Mumbai: Several global events, including the Group of Seven, or G7, summit in Canada, the Trump-Kim summit in Singapore, and policy action of the US Federal Reserve are set to weigh in on Indian markets this week.

At the G7, US President Donald Trump threw into disarray the G7’s efforts to project a united front as he said he might double down on import tariffs on the automotive sector. He backed out of the G7 joint communique, collapsing the fragile consensus on trade between Washington and its top allies. He left the G7 summit early.

Market watchers will be also keenly observing the meeting between Trump and North Korean leader in Singapore on Tuesday. In an ideal scenario, Kim would agree to abandon all of North Korea’s nuclear capabilities in return for Trump easing sanctions on his economy.

Also Read: Mint Primer: World economy’s biggest week this year starts today

The US Federal Reserve, meanwhile, will begin its two-day monetary policy meeting on Tuesday and is expected to raise interest rates for a second time this year, and the seventh since December 2015. Rising interest rates may lead to a flight of foreign investment from emerging markets, including India.

Back home, progress on monsoon and domestic macro data will be key for markets this week. Investment services company Geojit Financial Services’s Vinod Nair said progressing monsoon and positive outlook on rural markets are giving a boost to the Indian economy.

“Whereas, the risk of downgrade in FY19 earnings followed by weak fourth quarter earnings will test investors sentiment. Additionally, cues from economic data like CPI, IIP & WPI data this week will also be a determining factor in the market movement," he added.

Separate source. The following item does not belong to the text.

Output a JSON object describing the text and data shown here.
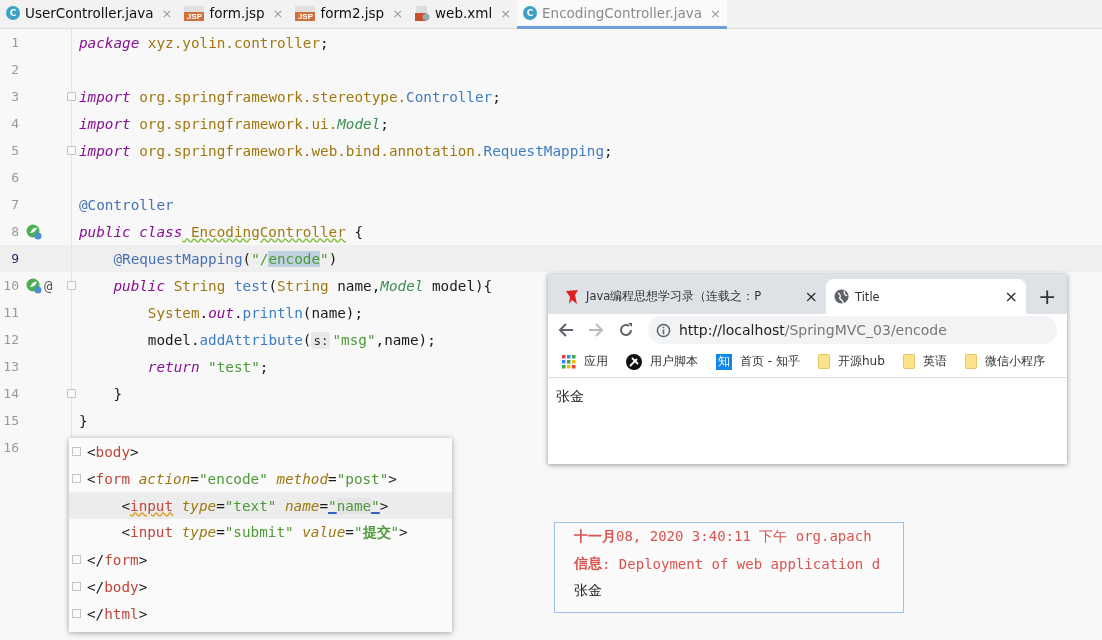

Inflation data based on the wholesale price index (WPI) for May will be released on Thursday. Inflation based on wholesale prices touched a four-month high of 3.18% in April on increasing prices of petrol and diesel as well as fruits and vegetables. The WPI inflation stood at 2.47% in March and 3.85% in April last year. 58%.

Reuters and Bloomberg contributed to the story.

Close